- PROBLEM TO SOLVE
Print all of the records below again without a single difference.

- MATERIALS PROVIDED

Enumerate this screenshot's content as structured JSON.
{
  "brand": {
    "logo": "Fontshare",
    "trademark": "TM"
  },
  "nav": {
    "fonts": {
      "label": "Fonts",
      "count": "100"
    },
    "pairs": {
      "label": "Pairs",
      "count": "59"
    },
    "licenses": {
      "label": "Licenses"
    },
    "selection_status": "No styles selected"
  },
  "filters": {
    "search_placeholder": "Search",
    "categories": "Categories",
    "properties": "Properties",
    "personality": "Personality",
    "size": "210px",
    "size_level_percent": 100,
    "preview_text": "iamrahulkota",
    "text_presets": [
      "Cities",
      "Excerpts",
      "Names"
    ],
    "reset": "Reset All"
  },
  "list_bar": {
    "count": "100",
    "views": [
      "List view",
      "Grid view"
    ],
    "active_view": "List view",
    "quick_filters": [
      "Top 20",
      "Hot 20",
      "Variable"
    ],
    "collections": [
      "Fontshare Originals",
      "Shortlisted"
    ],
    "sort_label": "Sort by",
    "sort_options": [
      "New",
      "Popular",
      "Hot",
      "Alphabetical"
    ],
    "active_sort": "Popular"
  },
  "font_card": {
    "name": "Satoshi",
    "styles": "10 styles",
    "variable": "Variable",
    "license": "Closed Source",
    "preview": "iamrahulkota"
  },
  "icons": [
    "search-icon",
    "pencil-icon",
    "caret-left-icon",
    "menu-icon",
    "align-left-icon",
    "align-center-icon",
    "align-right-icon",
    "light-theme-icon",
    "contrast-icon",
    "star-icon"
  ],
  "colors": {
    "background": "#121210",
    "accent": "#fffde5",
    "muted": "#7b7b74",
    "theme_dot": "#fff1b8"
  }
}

- OUTPUT
Enumerate this screenshot's content as structured JSON.
{
  "brand": {
    "logo": "Fontshare",
    "trademark": "TM"
  },
  "nav": {
    "fonts": {
      "label": "Fonts",
      "count": "100"
    },
    "pairs": {
      "label": "Pairs",
      "count": "59"
    },
    "licenses": {
      "label": "Licenses"
    },
    "selection_status": "No styles selected"
  },
  "filters": {
    "search_placeholder": "Search",
    "categories": "Categories",
    "properties": "Properties",
    "personality": "Personality",
    "size": "210px",
    "size_level_percent": 100,
    "preview_text": "iamrahulkota",
    "text_presets": [
      "Cities",
      "Excerpts",
      "Names"
    ],
    "reset": "Reset All"
  },
  "list_bar": {
    "count": "100",
    "views": [
      "List view",
      "Grid view"
    ],
    "active_view": "List view",
    "quick_filters": [
      "Top 20",
      "Hot 20",
      "Variable"
    ],
    "collections": [
      "Fontshare Originals",
      "Shortlisted"
    ],
    "sort_label": "Sort by",
    "sort_options": [
      "New",
      "Popular",
      "Hot",
      "Alphabetical"
    ],
    "active_sort": "Popular"
  },
  "font_card": {
    "name": "Satoshi",
    "styles": "10 styles",
    "variable": "Variable",
    "license": "Closed Source",
    "preview": "iamrahulkota"
  },
  "icons": [
    "search-icon",
    "pencil-icon",
    "caret-left-icon",
    "menu-icon",
    "align-left-icon",
    "align-center-icon",
    "align-right-icon",
    "light-theme-icon",
    "contrast-icon",
    "star-icon"
  ],
  "colors": {
    "background": "#121210",
    "accent": "#fffde5",
    "muted": "#7b7b74",
    "theme_dot": "#fff1b8"
  }
}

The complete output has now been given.